United States v. McGee, No. 20-5047 (10th Cir. 2021)Annotate this Case
Defendant Malcom McGee was convicted by a jury of three criminal counts: (1) conspiracy to possess with intent to distribute one kilogram or more of a mixture of substance containing a detectable amount of PCP; (2) causing another person to possess with intent to distribute in excess of one kilogram of a mixture or substance containing a detectable amount of PCP; and (3) using a communication facility to commit and facilitate the commission of a felony. Because McGee had previously been convicted in California of two felony drug offenses, the district court sentenced McGee to a mandatory term of life imprisonment. Following Congress’s enactment of the First Step Act of 2018 (First Step Act) and the changes the First Step Act made to both section 841(b)(1)(A) and 18 U.S.C. 3582(c)(1)(A), McGee moved the district court pursuant to section 3582(c)(1)(A)(i) to reduce his sentence based on “extraordinary and compelling reasons.” The district court denied that motion, and McGee appealed.
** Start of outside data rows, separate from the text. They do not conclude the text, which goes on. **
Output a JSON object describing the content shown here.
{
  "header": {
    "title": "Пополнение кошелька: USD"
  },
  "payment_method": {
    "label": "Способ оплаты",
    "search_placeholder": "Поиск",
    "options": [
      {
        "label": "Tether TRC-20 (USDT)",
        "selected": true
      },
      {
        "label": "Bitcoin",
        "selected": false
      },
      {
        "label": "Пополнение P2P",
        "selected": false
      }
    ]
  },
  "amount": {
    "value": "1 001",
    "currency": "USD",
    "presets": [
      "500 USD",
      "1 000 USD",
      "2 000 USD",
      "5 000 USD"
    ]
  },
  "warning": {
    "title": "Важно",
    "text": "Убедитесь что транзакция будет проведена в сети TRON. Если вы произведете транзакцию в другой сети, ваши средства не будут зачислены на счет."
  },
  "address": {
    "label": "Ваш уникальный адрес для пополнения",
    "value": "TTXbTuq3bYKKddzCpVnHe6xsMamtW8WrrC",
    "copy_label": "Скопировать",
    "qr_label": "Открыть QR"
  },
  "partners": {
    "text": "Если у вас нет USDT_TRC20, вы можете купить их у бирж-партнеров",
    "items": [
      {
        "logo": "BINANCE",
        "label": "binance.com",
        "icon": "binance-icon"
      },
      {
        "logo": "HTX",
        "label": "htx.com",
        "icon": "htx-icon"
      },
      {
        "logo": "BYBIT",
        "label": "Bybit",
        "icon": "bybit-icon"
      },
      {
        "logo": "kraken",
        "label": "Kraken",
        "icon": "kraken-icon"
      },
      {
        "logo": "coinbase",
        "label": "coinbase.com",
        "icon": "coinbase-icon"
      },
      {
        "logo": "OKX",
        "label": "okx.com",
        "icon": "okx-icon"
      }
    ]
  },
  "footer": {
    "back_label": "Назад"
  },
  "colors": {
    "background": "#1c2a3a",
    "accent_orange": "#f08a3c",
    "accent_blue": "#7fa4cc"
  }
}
Because the Tenth Circuit concluded the district court misunderstood the extent of its authority at both steps one and two of section 3582(c)(1)(A)’s statutory test, it reversed the district court’s decision and remanded to the district court so that it could reconsider McGee’s motion.